The Hobbit: The Battle of the Five Armies

The final Hobbit installment is called “Battle of the Five Armies,” so you can’t say you’ve been warned. It’s a lot of battling, between a lot of armies, and not quite enough of anything else to satisfy fans of things besides extended, exhausting combat sequences. ——————

Directed by: Peter Jackson
Starring: Martin Freeman, Richard Armitage, Luke Evans, Ian McKellan, Evangeline Lilly, Orlando Bloom, Cate Blanchett
Review: 2.5 stars (of five)

The third Hobbit move is an extended—seriously extended—fight scene, a brutal, exhausting third act to the lengthy adaptation of the Tolkein novel. As a third act to a story, it works (it’s just that the whole story is too long). As a stand-alone film, it’s crap, unless you’re buying a ticket solely to explore the state of the art in CGI faux-medieval combat.

The movie picks up en media res, with no effort made for at least 20 minutes to explain anything. For those who might’ve missed the second installment, or simply don’t have all the details memorized a year after Number Two’s release, tough luck. (A smart move, then, would be to read a plot summary on Wikipedia before going. Mark of a good film—preparatory homework.)

The short review

This thing is called “Battle of the Five Armies,” and you get exactly what’s on the label:  Five armies, fighting, for a long time.  Which mostly works, except when it doesn’t, and at the expense of a more rounded and compelling movie experience.

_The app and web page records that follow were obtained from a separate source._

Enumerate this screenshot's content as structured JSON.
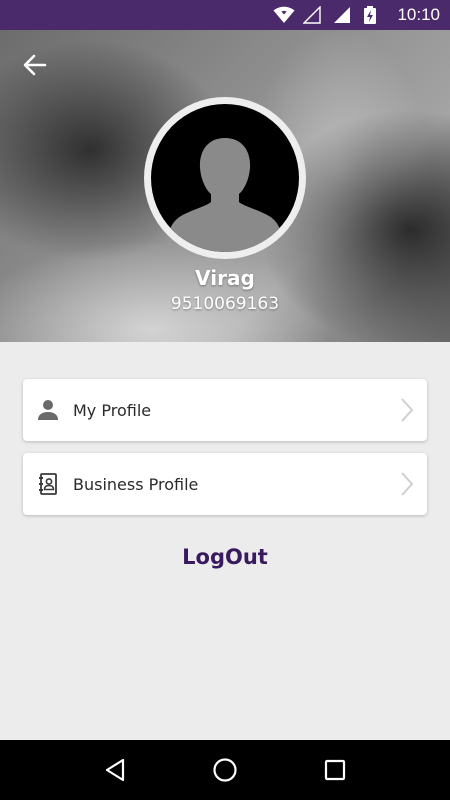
{
  "status_bar": {
    "time": "10:10",
    "icons": [
      "wifi-icon",
      "signal-icon",
      "signal-icon",
      "battery-icon"
    ],
    "background": "#4b2a6b"
  },
  "header": {
    "back_icon": "arrow-left-icon",
    "avatar_icon": "person-silhouette-icon",
    "name": "Virag",
    "phone": "9510069163"
  },
  "menu": {
    "items": [
      {
        "label": "My Profile",
        "icon": "person-icon",
        "trailing_icon": "chevron-right-icon"
      },
      {
        "label": "Business Profile",
        "icon": "contact-book-icon",
        "trailing_icon": "chevron-right-icon"
      }
    ]
  },
  "logout": {
    "label": "LogOut",
    "color": "#3a1a5e"
  },
  "nav_bar": {
    "buttons": [
      "back-triangle-icon",
      "home-circle-icon",
      "recents-square-icon"
    ]
  }
}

Let’s talk about the fighting first, since that’s far and away the filmmakers’ main concern. It’s really well done. It includes, per the subtitle, five armies of mostly non-human types, from elves and dwarves to giants. The action is great, it’s inventive, the stakes are continually raised and that Jackson is a hell of an inventor. The color palette is flat and dull, but man, that’s a weak complaint, huh? There’s nothing wrong with the fighting except that it goes on forever, until the audience is numb, and finally jaded or bored. Toward the end, when Team Jackson has to give us specific climaxes to specific characters’ stories within the war, the action has to get even more incredible to top what has already come in the last, I’m guessing, 45 minutes. And at that point, the audience laughed at things meant to thrill, because those things were so far over the top, and we were all so … warred out … And that’s a mark of failure, if you’ve primed your audience to laugh at the silliness of the dazzling climax to your hardcore action set piece.

When all that crap isn’t going on, there’s an interesting film tucked in here, mostly between the thrilling opening action sequence and the start of the multi-army war. That story involves greed, an overpowering lust for gold so powerful, loyalties are shattered and people die for want of reasoned, principled leadership. That’s some good stuff, and watching Martin Freeman’s Bilbo navigate the escalating craziness of Richard Armitage’s Thorin is some pretty compelling cinema. Considering the weird costumes, makeup and hair on most of the actors, a lot of good work is done here.


But Jackson gives short shrift to anything that’s not fighting. Basic stuff—such as an action sequence in which Luke Evans’ character is motivated to rush through the chaos to save his children. His children haven’t even been named in the movie, and I’m not sure the full family had even in the same shot once at that point. In other words, there had been no effort to establish the relationship that was motivating this heart-pounding sequence.

Hobbit02When the movie ends, as it eventually does, there are some goodbyes, and the film does not get lost in an interminable cascade of repetitive closing scenes (apparently Jackson learned something from the nightmare that was the last hour of the last Lord of the Rings). But it seems really clear that Jackson is going for an emotional resonance that I, at least, didn’t feel at all. Bilbo says goodbye to some people, and goes home, and will commence getting older, as the Ian Holm version of the character is at the start of the Lord of the Rings trilogy. There’s not much more to say than that, but the denouement lingers enough that you can see Jackson thinks it’s invested with more power.

(Straw man defense of this review: I’d expect a lot of fans to say that I’m not approaching this as a fan of the six-movie series in all its, what, 20-hour glory. Very true. And while I liked Tolkein’s books as a child, I shrug now. Been a long time. But a good movie does not require you to be a fan. Look at how many non-comics fans, are enjoying Marvel’s superhero flicks. How many of us got into espionage or action films because we watched our first James Bond movie, rather than vice versa? Did you have to be a fan of Westerns to appreciate Unforgiven, or High Noon, or Who Shot Liberty Valence? No, you did not. So we should expect this movie to stand on its own, not merely as part of a trilogy, and bridge to another trilogy, nor as part of a greater franchise called Middle Earth. And by those basic standards, this film has its moments, but it succeeds at little more than pleasing an existing, committed fanbase.)